But mair o the folk thought for a bit an said tae Peter, “Jist haud oan a minute, by the way. Ye are so wan o them wi that Jesus—for the wey ye speak gies ye away!”
Peter sterted tae curse at them, “Ah’m telling ye the truth—ah dinna ken that man!”
Jist then a cock began tae craw an Peter wis minded whit Jesus had telt him, “Afore the cock craws ye’ll deny me three times.”
Big an aw as he wis—Peter crept outside—an began tae greet.
Rob Lacey’s The Street Bible
—swiftly republished as The Word on the Street
, possibly after complaints—was the latest attempt in 2003 to divest the Bible of any of the poetry that had helped fix its salient points in the minds of the faithful and instead make it “understandable” and “relevant” to “modern” people. This meant employing an inexplicably over-eager, bouncy writing style:
First off, nothing. No light, no time, no substance, no matter. Second off, God starts it all up and WHAP! Stuff everywhere! The cosmos in chaos: no shape, no form, no function – just darkness… total. And floating above it all, God’s Holy Spirit, ready for action.
Day one: then God’s voice booms out, “Lights!” and, from nowhere, light floods the skies and “night” is swept off the scene. God gives it the big thumbs up, calls it “day”.
Day two: God says: “I want a dome – call it ‘sky’ – right there between the waters above and below.” And it happens.
Day three: God says, “Too much water! We need something to walk on, a huge lump of it – call it ‘land’! Let the ‘sea’ lick its edges.” God smiles, says, “Now we’ve got us some definition. But it’s too plain! It needs colour! Vegetation! Loads of it. A million shades. Now!” And the earth goes wild with trees, bushes, plants, flowers and fungi. “Now give it a growth permit.” Seeds appear in every one. “Yesss!” says God.
Day four: “We need a schedule: let’s have a ‘sun’ for the day, a ‘moon’ for the night; I want ‘seasons’, ‘years’; and give us ‘stars’, masses of stars – think of a number; add a trillion; then times it by the number of trees and we’re getting there: we’re talking huge!”

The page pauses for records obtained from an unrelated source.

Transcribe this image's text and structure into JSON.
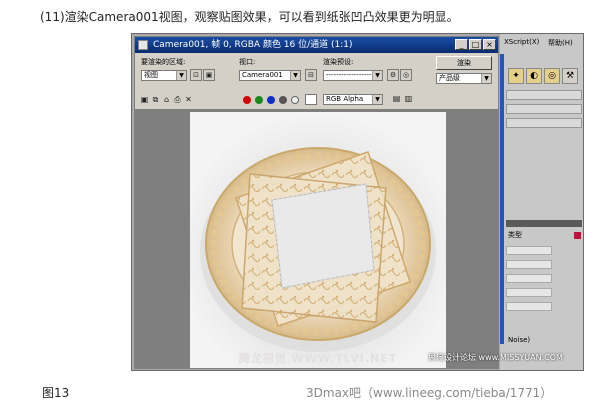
{
  "article": {
    "caption": "(11)渲染Camera001视图，观察贴图效果，可以看到纸张凹凸效果更为明显。",
    "figure_label": "图13",
    "bottom_watermark": "3Dmax吧（www.lineeg.com/tieba/1771）"
  },
  "render_window": {
    "title": "Camera001, 帧 0, RGBA 颜色 16 位/通道 (1:1)",
    "controls": {
      "min": "_",
      "restore": "□",
      "close": "×"
    },
    "area_label": "要渲染的区域:",
    "area_value": "视图",
    "viewport_label": "视口:",
    "viewport_value": "Camera001",
    "preset_label": "渲染预设:",
    "preset_value": "--------------------",
    "render_button": "渲染",
    "product_value": "产品级",
    "channel_value": "RGB Alpha",
    "swatch_colors": [
      "#d40000",
      "#1a8a1a",
      "#1030c0"
    ],
    "canvas_watermark": "腾龙视觉 WWW.TLVI.NET"
  },
  "right_panel": {
    "menu": [
      "XScript(X)",
      "帮助(H)"
    ],
    "rollout_label": "类型",
    "noise_label": "Noise)",
    "forum_watermark": "思缘设计论坛 www.MISSYUAN.COM"
  }
}
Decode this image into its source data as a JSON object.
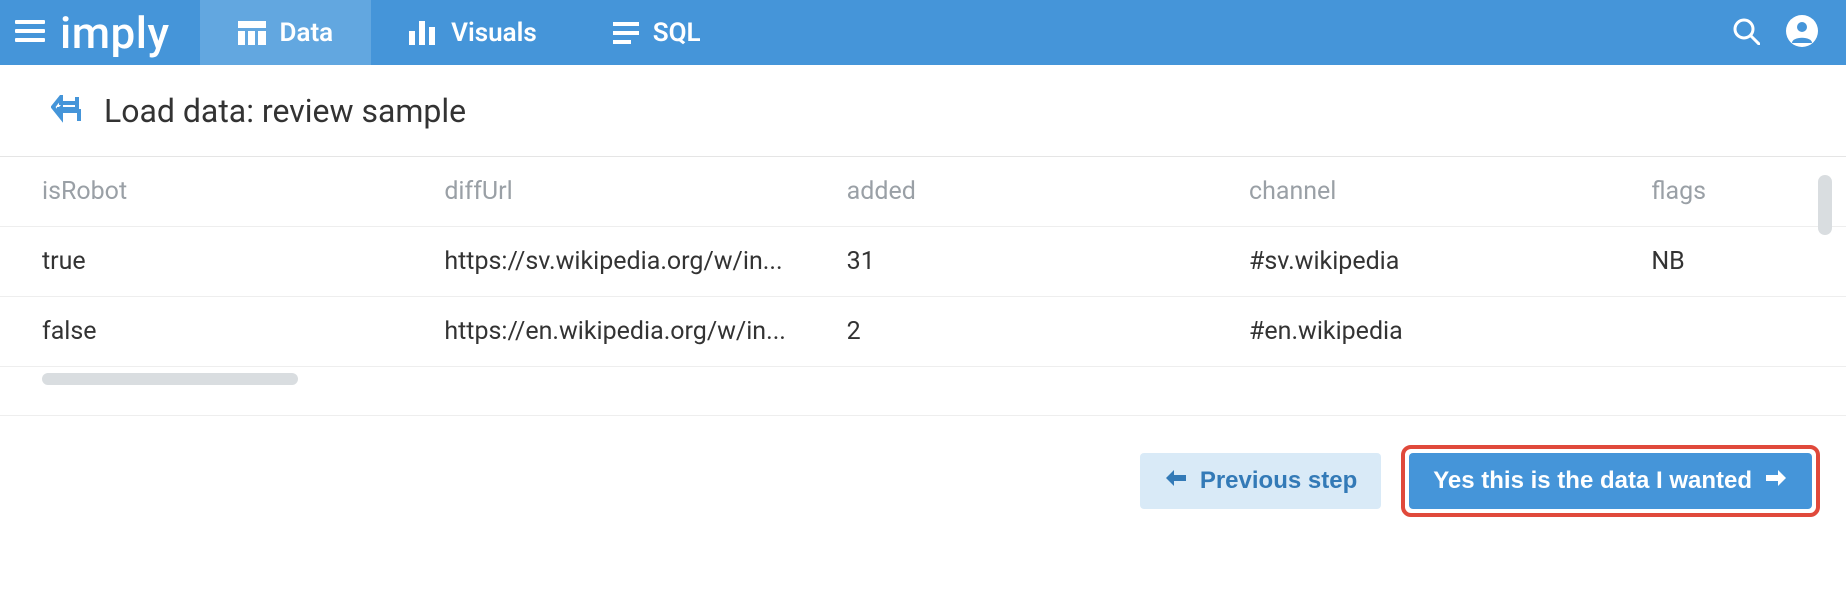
{
  "brand": "imply",
  "nav": {
    "data": {
      "label": "Data",
      "active": true
    },
    "visuals": {
      "label": "Visuals",
      "active": false
    },
    "sql": {
      "label": "SQL",
      "active": false
    }
  },
  "page": {
    "title": "Load data: review sample"
  },
  "table": {
    "columns": {
      "isRobot": "isRobot",
      "diffUrl": "diffUrl",
      "added": "added",
      "channel": "channel",
      "flags": "flags"
    },
    "rows": [
      {
        "isRobot": "true",
        "diffUrl": "https://sv.wikipedia.org/w/in...",
        "added": "31",
        "channel": "#sv.wikipedia",
        "flags": "NB"
      },
      {
        "isRobot": "false",
        "diffUrl": "https://en.wikipedia.org/w/in...",
        "added": "2",
        "channel": "#en.wikipedia",
        "flags": ""
      }
    ]
  },
  "footer": {
    "prev": "Previous step",
    "confirm": "Yes this is the data I wanted"
  }
}
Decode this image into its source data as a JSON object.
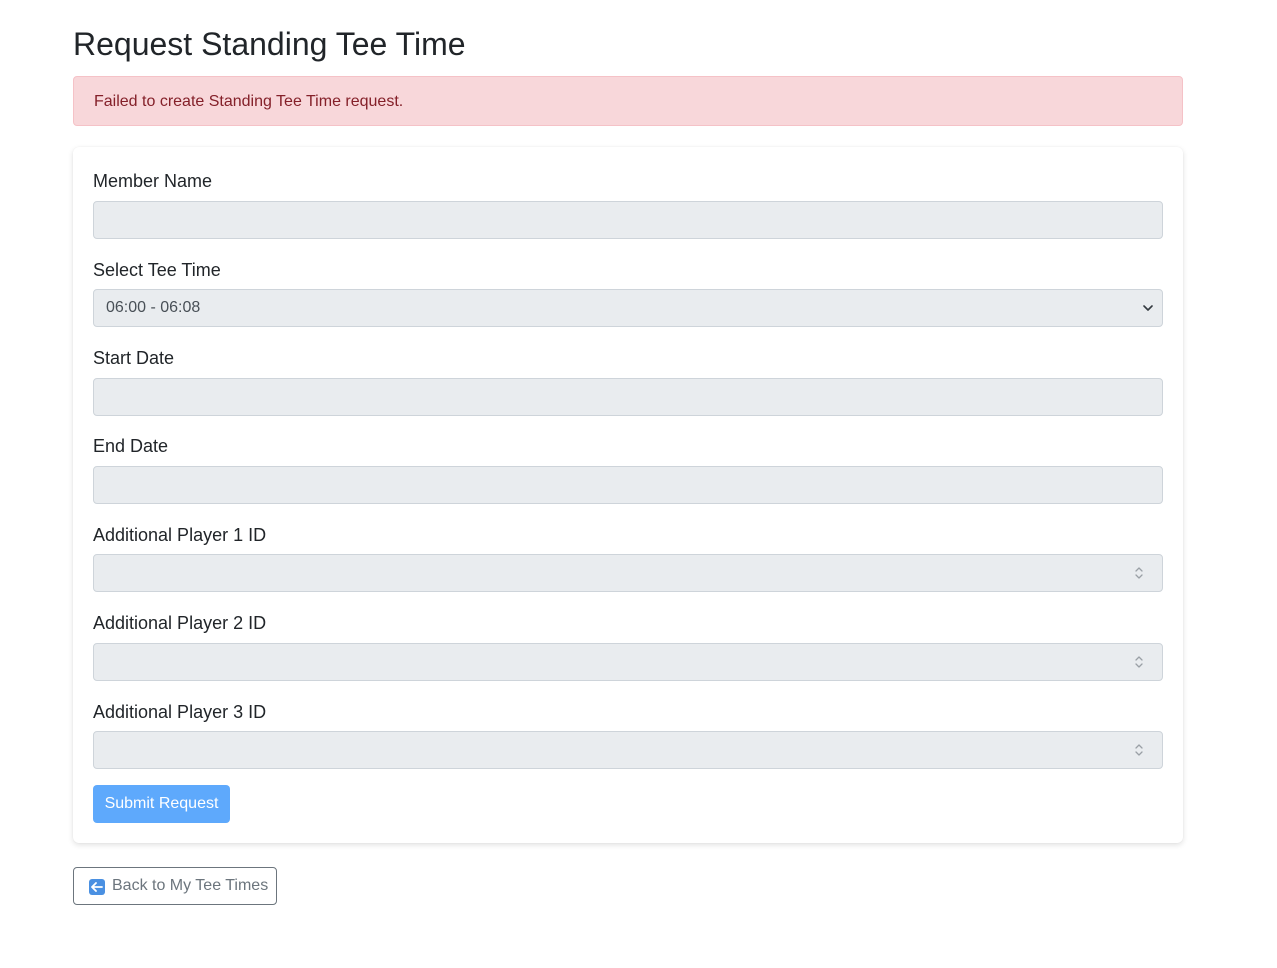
{
  "page": {
    "title": "Request Standing Tee Time"
  },
  "alert": {
    "message": "Failed to create Standing Tee Time request."
  },
  "form": {
    "member_name": {
      "label": "Member Name",
      "value": ""
    },
    "tee_time": {
      "label": "Select Tee Time",
      "selected": "06:00 - 06:08"
    },
    "start_date": {
      "label": "Start Date",
      "value": ""
    },
    "end_date": {
      "label": "End Date",
      "value": ""
    },
    "player1": {
      "label": "Additional Player 1 ID",
      "value": ""
    },
    "player2": {
      "label": "Additional Player 2 ID",
      "value": ""
    },
    "player3": {
      "label": "Additional Player 3 ID",
      "value": ""
    },
    "submit_label": "Submit Request"
  },
  "back": {
    "label": "Back to My Tee Times",
    "icon": "left-arrow-icon"
  },
  "colors": {
    "alert_bg": "#f8d7da",
    "alert_text": "#842029",
    "input_bg": "#e9ecef",
    "submit_bg": "#5ea9fc",
    "back_border": "#6c757d"
  }
}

Also, paraphrasing the boring bits and renaming characters in a contemporary fashion:
The Flyby Fest [Passover] is not far off. Jesus Davidson tells the team…
“This is how it’s going to be,” he sighs. “We’ll arrive in Jerusalem; I’ll be handed over to the HQ Board of Directors. They’ll pronounce the death sentence and hand me over to the Romans. I’ll be dissed, sat on, smacked about and executed.”
The public and personal letters of St Paul are known respectively as “Paul’s Work ‘Sent Items’ Box”
and “Paul’s Private ‘Sent Items’ Box”
To paraphrase Jesus himself: “Eat me.”
Oh, and how could I forget:
The Bible has been translated into text message-speak in Australia to allow its lessons to be disseminated more easily.
The entire 31,173 verses can be downloaded for free and sent by mobile phone, said a spokesman for The Bible Society in Australia.
“In da Bginnin God cre8d da heavens & da earth,” it begins. [BBC]